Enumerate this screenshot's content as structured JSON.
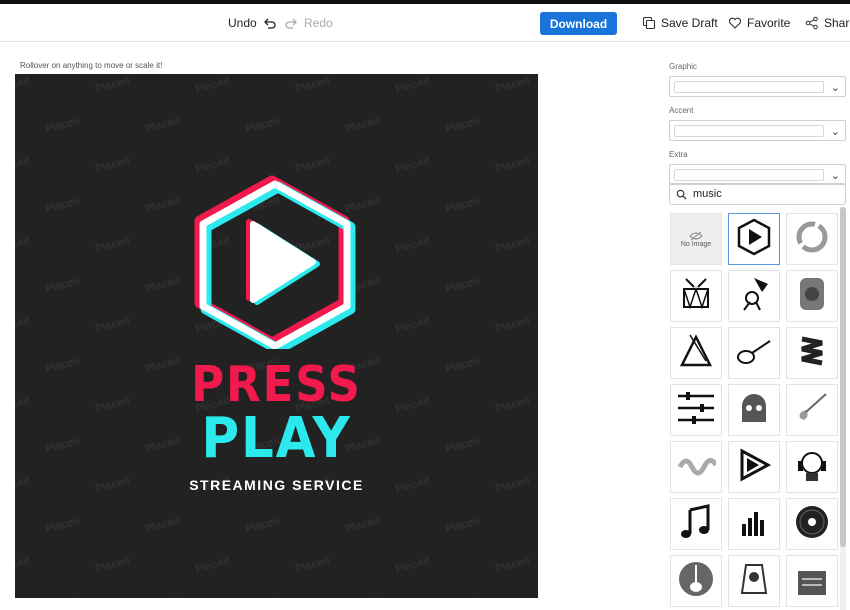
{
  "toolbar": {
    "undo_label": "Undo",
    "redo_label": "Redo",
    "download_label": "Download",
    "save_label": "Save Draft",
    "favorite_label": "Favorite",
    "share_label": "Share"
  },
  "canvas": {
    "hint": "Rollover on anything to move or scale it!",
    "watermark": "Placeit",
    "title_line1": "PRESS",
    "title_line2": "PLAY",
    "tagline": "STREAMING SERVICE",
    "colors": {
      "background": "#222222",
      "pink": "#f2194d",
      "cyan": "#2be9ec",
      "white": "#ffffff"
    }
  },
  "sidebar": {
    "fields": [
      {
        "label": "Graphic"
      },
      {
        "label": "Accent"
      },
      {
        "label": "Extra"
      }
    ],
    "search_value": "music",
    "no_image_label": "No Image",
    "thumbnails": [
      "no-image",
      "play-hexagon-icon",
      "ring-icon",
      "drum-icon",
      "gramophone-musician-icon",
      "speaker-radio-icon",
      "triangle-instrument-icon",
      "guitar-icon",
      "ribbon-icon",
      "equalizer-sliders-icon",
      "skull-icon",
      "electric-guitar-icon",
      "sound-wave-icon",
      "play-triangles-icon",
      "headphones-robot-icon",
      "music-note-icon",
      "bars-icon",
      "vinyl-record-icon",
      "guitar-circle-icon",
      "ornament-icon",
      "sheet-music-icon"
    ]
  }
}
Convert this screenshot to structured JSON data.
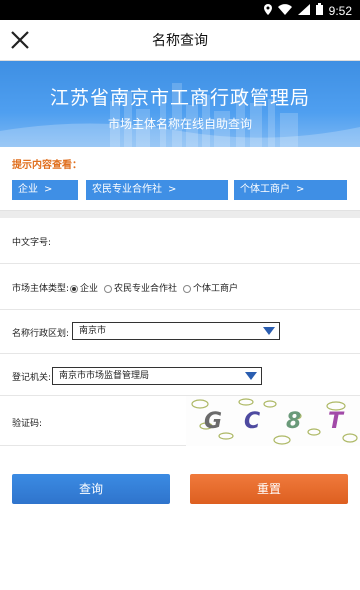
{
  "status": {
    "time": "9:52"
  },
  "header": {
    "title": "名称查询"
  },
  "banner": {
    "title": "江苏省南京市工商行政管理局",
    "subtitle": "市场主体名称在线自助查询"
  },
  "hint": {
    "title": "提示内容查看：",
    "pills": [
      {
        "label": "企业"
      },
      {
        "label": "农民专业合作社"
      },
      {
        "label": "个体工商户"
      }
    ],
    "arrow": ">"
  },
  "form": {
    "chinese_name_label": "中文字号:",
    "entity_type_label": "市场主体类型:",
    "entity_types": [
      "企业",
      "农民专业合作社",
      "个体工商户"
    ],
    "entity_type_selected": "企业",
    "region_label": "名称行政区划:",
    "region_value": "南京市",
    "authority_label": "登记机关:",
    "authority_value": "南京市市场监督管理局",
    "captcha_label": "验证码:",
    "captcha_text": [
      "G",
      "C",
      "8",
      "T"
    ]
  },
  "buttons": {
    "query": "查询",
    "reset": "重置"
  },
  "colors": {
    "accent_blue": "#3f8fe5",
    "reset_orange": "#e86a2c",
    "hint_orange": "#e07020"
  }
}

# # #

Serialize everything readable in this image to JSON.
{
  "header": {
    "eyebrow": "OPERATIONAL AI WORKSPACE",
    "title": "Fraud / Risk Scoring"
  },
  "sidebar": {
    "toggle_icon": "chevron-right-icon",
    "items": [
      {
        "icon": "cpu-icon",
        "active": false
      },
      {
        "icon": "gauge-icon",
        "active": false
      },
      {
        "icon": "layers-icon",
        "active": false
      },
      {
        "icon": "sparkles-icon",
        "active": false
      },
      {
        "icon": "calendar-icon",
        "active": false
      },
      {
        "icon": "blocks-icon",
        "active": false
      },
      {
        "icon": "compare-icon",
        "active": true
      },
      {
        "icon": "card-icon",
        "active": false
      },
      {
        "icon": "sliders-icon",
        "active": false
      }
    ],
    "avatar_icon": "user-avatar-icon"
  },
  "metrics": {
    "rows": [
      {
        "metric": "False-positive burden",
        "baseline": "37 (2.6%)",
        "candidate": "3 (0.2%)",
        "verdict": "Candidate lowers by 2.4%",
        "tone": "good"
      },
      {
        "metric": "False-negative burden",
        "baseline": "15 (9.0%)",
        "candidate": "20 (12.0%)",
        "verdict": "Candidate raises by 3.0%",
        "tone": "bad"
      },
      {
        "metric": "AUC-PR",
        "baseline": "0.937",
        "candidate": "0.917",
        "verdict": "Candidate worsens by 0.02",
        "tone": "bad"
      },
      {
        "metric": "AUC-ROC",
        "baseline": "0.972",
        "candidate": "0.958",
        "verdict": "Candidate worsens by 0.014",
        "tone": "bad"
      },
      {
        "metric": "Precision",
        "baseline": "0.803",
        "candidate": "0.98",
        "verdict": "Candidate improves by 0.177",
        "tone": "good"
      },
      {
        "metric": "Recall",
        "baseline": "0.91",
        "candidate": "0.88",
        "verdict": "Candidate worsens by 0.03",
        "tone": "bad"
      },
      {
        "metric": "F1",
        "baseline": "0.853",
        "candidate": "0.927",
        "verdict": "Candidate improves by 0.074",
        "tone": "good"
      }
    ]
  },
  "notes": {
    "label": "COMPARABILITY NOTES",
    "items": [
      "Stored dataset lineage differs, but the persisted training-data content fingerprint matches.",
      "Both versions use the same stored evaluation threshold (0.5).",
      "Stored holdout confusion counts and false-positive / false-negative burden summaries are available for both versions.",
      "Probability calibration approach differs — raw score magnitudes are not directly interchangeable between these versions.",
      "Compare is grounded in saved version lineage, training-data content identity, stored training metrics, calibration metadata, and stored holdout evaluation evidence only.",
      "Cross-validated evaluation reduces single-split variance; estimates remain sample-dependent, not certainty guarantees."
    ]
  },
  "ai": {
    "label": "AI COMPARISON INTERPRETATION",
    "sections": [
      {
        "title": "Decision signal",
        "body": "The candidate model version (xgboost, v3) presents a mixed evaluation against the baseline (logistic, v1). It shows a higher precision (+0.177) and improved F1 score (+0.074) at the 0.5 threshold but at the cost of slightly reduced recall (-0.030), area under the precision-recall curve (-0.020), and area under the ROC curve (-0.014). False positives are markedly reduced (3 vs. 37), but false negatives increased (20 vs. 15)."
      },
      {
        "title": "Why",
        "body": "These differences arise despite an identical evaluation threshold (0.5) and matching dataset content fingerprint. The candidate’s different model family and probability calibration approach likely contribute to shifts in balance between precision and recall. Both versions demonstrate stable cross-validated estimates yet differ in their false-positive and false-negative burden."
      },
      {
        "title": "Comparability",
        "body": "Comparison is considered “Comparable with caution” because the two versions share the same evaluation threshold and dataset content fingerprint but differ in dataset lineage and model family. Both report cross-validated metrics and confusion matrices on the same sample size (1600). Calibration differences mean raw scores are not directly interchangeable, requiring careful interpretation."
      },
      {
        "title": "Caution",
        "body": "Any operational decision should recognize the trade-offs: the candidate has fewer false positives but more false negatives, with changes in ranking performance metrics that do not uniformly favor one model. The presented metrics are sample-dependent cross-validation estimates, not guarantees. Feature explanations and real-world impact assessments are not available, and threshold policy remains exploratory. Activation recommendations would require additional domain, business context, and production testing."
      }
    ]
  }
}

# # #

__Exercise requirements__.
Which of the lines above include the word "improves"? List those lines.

__Expected output__.
        "verdict": "Candidate improves by 0.177",
        "verdict": "Candidate improves by 0.074",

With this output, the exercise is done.